Incubator Farmer Program
Many people, older and young, are interested in becoming a “small market farmers” which will help grow the local food movement in our community. But, it takes lot of money to begin farming, so this 3 year program provides land, tools and teaching for beginning farmers to learn to grow food. These “Agricultural Entrepreneurs” use our land, our tools and we give them instruction and experience to help them be a successful small market farmer. The program has been very successful because most people do not know how hard farming is, and the first few 95 degree days hit and the constant battle with weeds overwhelms and……their OUT! Ha! We have had several leave the program after a year because they had no idea how hard it was to farm. This a success because they were able to determine that “farming is not for me” without the large investment that starting a farm requires. We have five Incubator Farmers that are doing a wonderful job. The Farm Stand is a teaching tool for these Incubator Farmers. It gives them a place to sell their food and to learn how to properly harvest and prepare their produce for market. We even have Incubator Farmers learning how to be beekeepers from our volunteer beekeeper Patrick Hartzell!
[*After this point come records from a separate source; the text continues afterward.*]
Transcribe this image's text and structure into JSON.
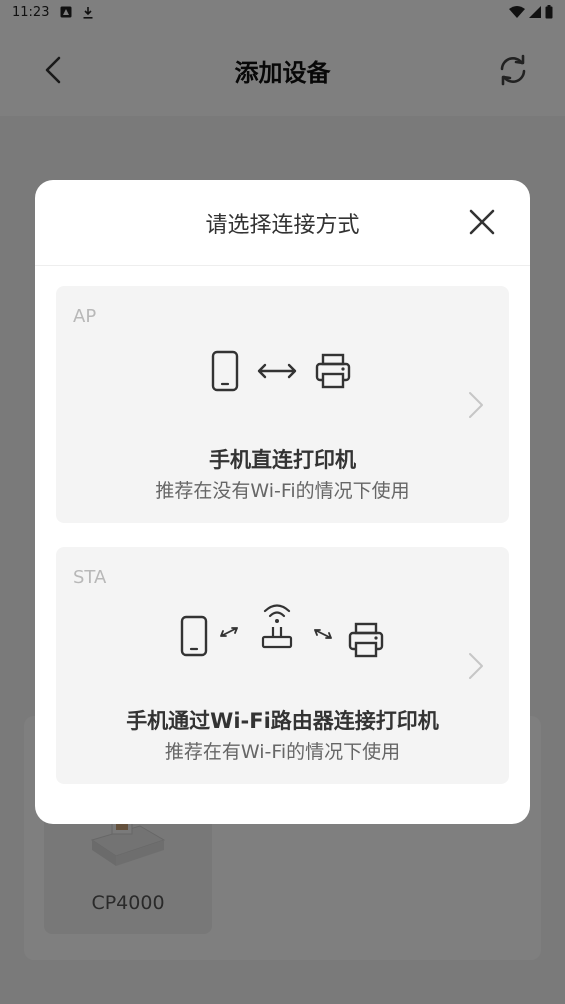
{
  "status_bar": {
    "time": "11:23"
  },
  "app_bar": {
    "title": "添加设备"
  },
  "device_list": {
    "items": [
      {
        "name": "CP4000"
      }
    ]
  },
  "dialog": {
    "title": "请选择连接方式",
    "options": [
      {
        "tag": "AP",
        "title": "手机直连打印机",
        "subtitle": "推荐在没有Wi-Fi的情况下使用"
      },
      {
        "tag": "STA",
        "title": "手机通过Wi-Fi路由器连接打印机",
        "subtitle": "推荐在有Wi-Fi的情况下使用"
      }
    ]
  },
  "colors": {
    "overlay": "#000000",
    "card_bg": "#f4f4f4",
    "dialog_bg": "#ffffff",
    "text_primary": "#333333",
    "text_muted": "#b8b8b8"
  }
}
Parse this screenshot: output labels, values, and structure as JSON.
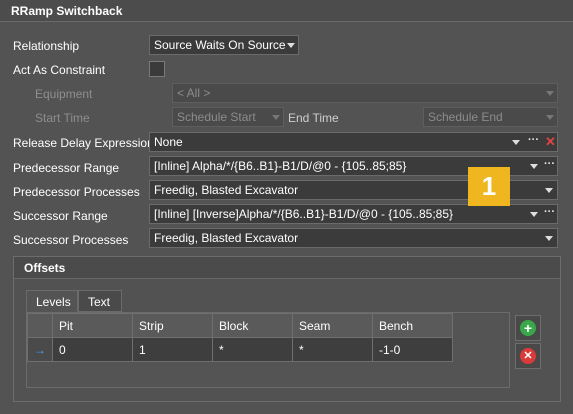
{
  "window": {
    "title": "RRamp Switchback"
  },
  "relationship": {
    "label": "Relationship",
    "value": "Source Waits On Source"
  },
  "act_as_constraint": {
    "label": "Act As Constraint",
    "checked": false
  },
  "equipment": {
    "label": "Equipment",
    "value": "< All >"
  },
  "start_time": {
    "label": "Start Time",
    "value": "Schedule Start"
  },
  "end_time": {
    "label": "End Time",
    "value": "Schedule End"
  },
  "release_delay": {
    "label": "Release Delay Expression",
    "value": "None"
  },
  "predecessor_range": {
    "label": "Predecessor Range",
    "value": "[Inline] Alpha/*/{B6..B1}-B1/D/@0 - {105..85;85}"
  },
  "predecessor_processes": {
    "label": "Predecessor Processes",
    "value": "Freedig, Blasted Excavator"
  },
  "successor_range": {
    "label": "Successor Range",
    "value": "[Inline]  [Inverse]Alpha/*/{B6..B1}-B1/D/@0 - {105..85;85}"
  },
  "successor_processes": {
    "label": "Successor Processes",
    "value": "Freedig, Blasted Excavator"
  },
  "badge": {
    "text": "1",
    "color": "#f0b61f"
  },
  "offsets": {
    "title": "Offsets",
    "tabs": [
      {
        "label": "Levels",
        "active": true
      },
      {
        "label": "Text",
        "active": false
      }
    ],
    "columns": [
      "Pit",
      "Strip",
      "Block",
      "Seam",
      "Bench"
    ],
    "rows": [
      {
        "indicator": "→",
        "cells": [
          "0",
          "1",
          "*",
          "*",
          "-1-0"
        ]
      }
    ],
    "add_icon": "plus-circle-icon",
    "remove_icon": "x-circle-icon"
  },
  "colors": {
    "add": "#3aa84a",
    "remove": "#d93a3a",
    "row_indicator": "#4ea3ff"
  }
}
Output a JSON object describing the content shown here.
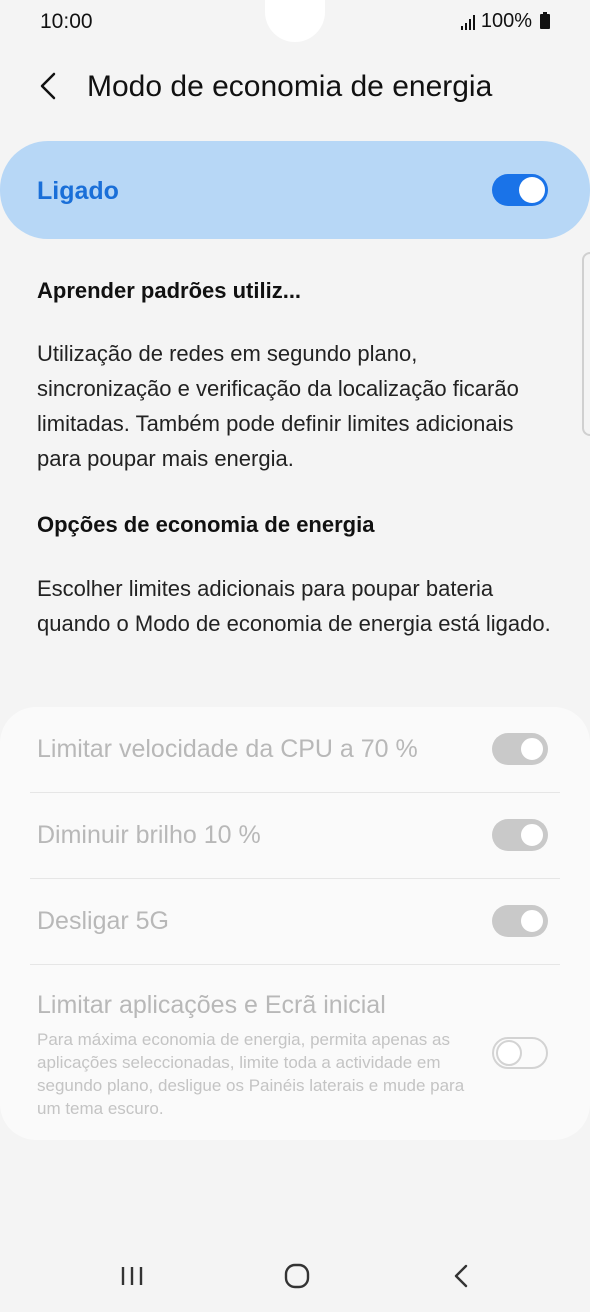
{
  "status_bar": {
    "time": "10:00",
    "battery": "100%",
    "icons": [
      "signal-icon",
      "battery-icon"
    ]
  },
  "header": {
    "title": "Modo de economia de energia",
    "back_icon": "chevron-left-icon"
  },
  "master_switch": {
    "label": "Ligado",
    "state": "on",
    "accent_color": "#1a73e8",
    "card_color": "#b7d7f6"
  },
  "sections": [
    {
      "title": "Aprender padrões utiliz...",
      "description": "Utilização de redes em segundo plano, sincronização e verificação da localização ficarão limitadas. Também pode definir limites adicionais para poupar mais energia."
    },
    {
      "title": "Opções de economia de energia",
      "description": "Escolher limites adicionais para poupar bateria quando o Modo de economia de energia está ligado."
    }
  ],
  "options": [
    {
      "label": "Limitar velocidade da CPU a 70 %",
      "state": "on",
      "enabled": false
    },
    {
      "label": "Diminuir brilho 10 %",
      "state": "on",
      "enabled": false
    },
    {
      "label": "Desligar 5G",
      "state": "on",
      "enabled": false
    },
    {
      "label": "Limitar aplicações e Ecrã inicial",
      "description": "Para máxima economia de energia, permita apenas as aplicações seleccionadas, limite toda a actividade em segundo plano, desligue os Painéis laterais e mude para um tema escuro.",
      "state": "off",
      "enabled": false
    }
  ],
  "nav_bar": {
    "items": [
      "recent-apps-icon",
      "home-icon",
      "back-icon"
    ]
  }
}
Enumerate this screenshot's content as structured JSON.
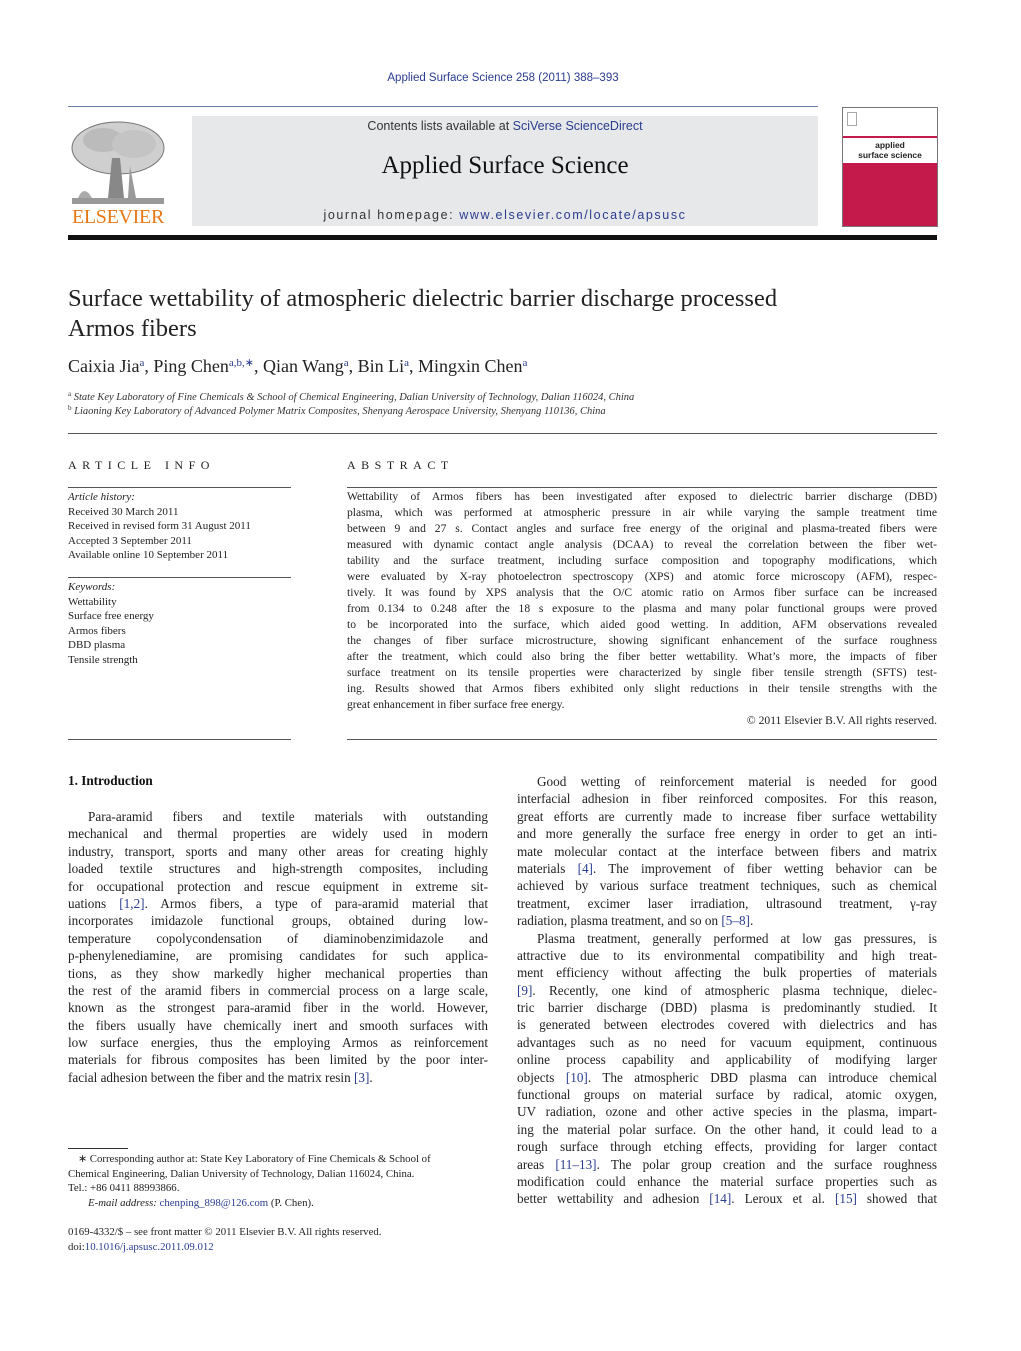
{
  "header": {
    "citation": "Applied Surface Science 258 (2011) 388–393",
    "contents_prefix": "Contents lists available at ",
    "contents_link": "SciVerse ScienceDirect",
    "journal_name": "Applied Surface Science",
    "homepage_prefix": "journal homepage: ",
    "homepage_link": "www.elsevier.com/locate/apsusc",
    "publisher_logo_text": "ELSEVIER",
    "cover_title_line1": "applied",
    "cover_title_line2": "surface science",
    "colors": {
      "link": "#2a3c8f",
      "elsevier_orange": "#e77817",
      "cover_magenta": "#c31a4b",
      "banner_bg": "#e7e8ea"
    }
  },
  "article": {
    "title_line1": "Surface wettability of atmospheric dielectric barrier discharge processed",
    "title_line2": "Armos fibers",
    "authors": [
      {
        "name": "Caixia Jia",
        "sup": "a"
      },
      {
        "name": "Ping Chen",
        "sup": "a,b,∗"
      },
      {
        "name": "Qian Wang",
        "sup": "a"
      },
      {
        "name": "Bin Li",
        "sup": "a"
      },
      {
        "name": "Mingxin Chen",
        "sup": "a"
      }
    ],
    "affiliations": [
      {
        "mark": "a",
        "text": "State Key Laboratory of Fine Chemicals & School of Chemical Engineering, Dalian University of Technology, Dalian 116024, China"
      },
      {
        "mark": "b",
        "text": "Liaoning Key Laboratory of Advanced Polymer Matrix Composites, Shenyang Aerospace University, Shenyang 110136, China"
      }
    ]
  },
  "article_info": {
    "heading": "ARTICLE INFO",
    "history_label": "Article history:",
    "history": [
      "Received 30 March 2011",
      "Received in revised form 31 August 2011",
      "Accepted 3 September 2011",
      "Available online 10 September 2011"
    ],
    "keywords_label": "Keywords:",
    "keywords": [
      "Wettability",
      "Surface free energy",
      "Armos fibers",
      "DBD plasma",
      "Tensile strength"
    ]
  },
  "abstract": {
    "heading": "ABSTRACT",
    "lines": [
      "Wettability of Armos fibers has been investigated after exposed to dielectric barrier discharge (DBD)",
      "plasma, which was performed at atmospheric pressure in air while varying the sample treatment time",
      "between 9 and 27 s. Contact angles and surface free energy of the original and plasma-treated fibers were",
      "measured with dynamic contact angle analysis (DCAA) to reveal the correlation between the fiber wet-",
      "tability and the surface treatment, including surface composition and topography modifications, which",
      "were evaluated by X-ray photoelectron spectroscopy (XPS) and atomic force microscopy (AFM), respec-",
      "tively. It was found by XPS analysis that the O/C atomic ratio on Armos fiber surface can be increased",
      "from 0.134 to 0.248 after the 18 s exposure to the plasma and many polar functional groups were proved",
      "to be incorporated into the surface, which aided good wetting. In addition, AFM observations revealed",
      "the changes of fiber surface microstructure, showing significant enhancement of the surface roughness",
      "after the treatment, which could also bring the fiber better wettability. What’s more, the impacts of fiber",
      "surface treatment on its tensile properties were characterized by single fiber tensile strength (SFTS) test-",
      "ing. Results showed that Armos fibers exhibited only slight reductions in their tensile strengths with the",
      "great enhancement in fiber surface free energy."
    ],
    "copyright": "© 2011 Elsevier B.V. All rights reserved."
  },
  "introduction": {
    "heading": "1.  Introduction",
    "left_column": [
      {
        "t": "Para-aramid fibers and textile materials with outstanding",
        "indent": true
      },
      {
        "t": "mechanical and thermal properties are widely used in modern"
      },
      {
        "t": "industry, transport, sports and many other areas for creating highly"
      },
      {
        "t": "loaded textile structures and high-strength composites, including"
      },
      {
        "t": "for occupational protection and rescue equipment in extreme sit-"
      },
      {
        "t": "uations [1,2]. Armos fibers, a type of para-aramid material that"
      },
      {
        "t": "incorporates imidazole functional groups, obtained during low-"
      },
      {
        "t": "temperature copolycondensation of diaminobenzimidazole and"
      },
      {
        "t": "p-phenylenediamine, are promising candidates for such applica-"
      },
      {
        "t": "tions, as they show markedly higher mechanical properties than"
      },
      {
        "t": "the rest of the aramid fibers in commercial process on a large scale,"
      },
      {
        "t": "known as the strongest para-aramid fiber in the world. However,"
      },
      {
        "t": "the fibers usually have chemically inert and smooth surfaces with"
      },
      {
        "t": "low surface energies, thus the employing Armos as reinforcement"
      },
      {
        "t": "materials for fibrous composites has been limited by the poor inter-"
      },
      {
        "t": "facial adhesion between the fiber and the matrix resin [3].",
        "last": true
      }
    ],
    "right_column": [
      {
        "t": "Good wetting of reinforcement material is needed for good",
        "indent": true
      },
      {
        "t": "interfacial adhesion in fiber reinforced composites. For this reason,"
      },
      {
        "t": "great efforts are currently made to increase fiber surface wettability"
      },
      {
        "t": "and more generally the surface free energy in order to get an inti-"
      },
      {
        "t": "mate molecular contact at the interface between fibers and matrix"
      },
      {
        "t": "materials [4]. The improvement of fiber wetting behavior can be"
      },
      {
        "t": "achieved by various surface treatment techniques, such as chemical"
      },
      {
        "t": "treatment, excimer laser irradiation, ultrasound treatment, γ-ray"
      },
      {
        "t": "radiation, plasma treatment, and so on [5–8].",
        "last": true
      },
      {
        "t": "Plasma treatment, generally performed at low gas pressures, is",
        "indent": true
      },
      {
        "t": "attractive due to its environmental compatibility and high treat-"
      },
      {
        "t": "ment efficiency without affecting the bulk properties of materials"
      },
      {
        "t": "[9]. Recently, one kind of atmospheric plasma technique, dielec-"
      },
      {
        "t": "tric barrier discharge (DBD) plasma is predominantly studied. It"
      },
      {
        "t": "is generated between electrodes covered with dielectrics and has"
      },
      {
        "t": "advantages such as no need for vacuum equipment, continuous"
      },
      {
        "t": "online process capability and applicability of modifying larger"
      },
      {
        "t": "objects [10]. The atmospheric DBD plasma can introduce chemical"
      },
      {
        "t": "functional groups on material surface by radical, atomic oxygen,"
      },
      {
        "t": "UV radiation, ozone and other active species in the plasma, impart-"
      },
      {
        "t": "ing the material polar surface. On the other hand, it could lead to a"
      },
      {
        "t": "rough surface through etching effects, providing for larger contact"
      },
      {
        "t": "areas [11–13]. The polar group creation and the surface roughness"
      },
      {
        "t": "modification could enhance the material surface properties such as"
      },
      {
        "t": "better wettability and adhesion [14]. Leroux et al. [15] showed that"
      }
    ]
  },
  "footnotes": {
    "corresponding_line1": "∗ Corresponding author at: State Key Laboratory of Fine Chemicals & School of",
    "corresponding_line2": "Chemical Engineering, Dalian University of Technology, Dalian 116024, China.",
    "tel": "Tel.: +86 0411 88993866.",
    "email_label": "E-mail address: ",
    "email": "chenping_898@126.com",
    "email_suffix": " (P. Chen).",
    "issn": "0169-4332/$ – see front matter © 2011 Elsevier B.V. All rights reserved.",
    "doi_prefix": "doi:",
    "doi": "10.1016/j.apsusc.2011.09.012"
  }
}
Purchase fresh produce from Tryon Road Farm Stand
You can purchase produce grown chemical-free (and eggs from our pasture-raised hens!) at IFFS’s Tryon Road Farm Stand. Proceeds support IFFS hunger relief programs. Local restaurants also buy produce from the Teaching Farm – and have learned that the quality of locally grown food far exceeds produce that is shipped in.
The Farm Stand accepts cash, check, credit or debit card, and SNAP and is open Saturdays from 8am to 5pm.
The Farm Stand will be back in the spring! Thank you to everyone who supported the Teaching Farm and the
Incubator Farmers. See you at next harvest!
Want to be get weekly emails with what’s for sale? E-mail Janny@FoodShuttle.org to get on the farm stand list.
Refugee Family Farming Program
We provide land for refugee families from Burma, the Karen Community to grow food. We have 12 families (some have been in Burmese refugee camps for 9 years) that are farming on our land and growing Asian food for their families and to share with their community. This is the second year of this program and it has been very successful with more and more families wanting to have a plot to grow food. These lovely people come from agricultural villages and being able to work the land again has made them more comfortable in our strange country. They are amazing farmers.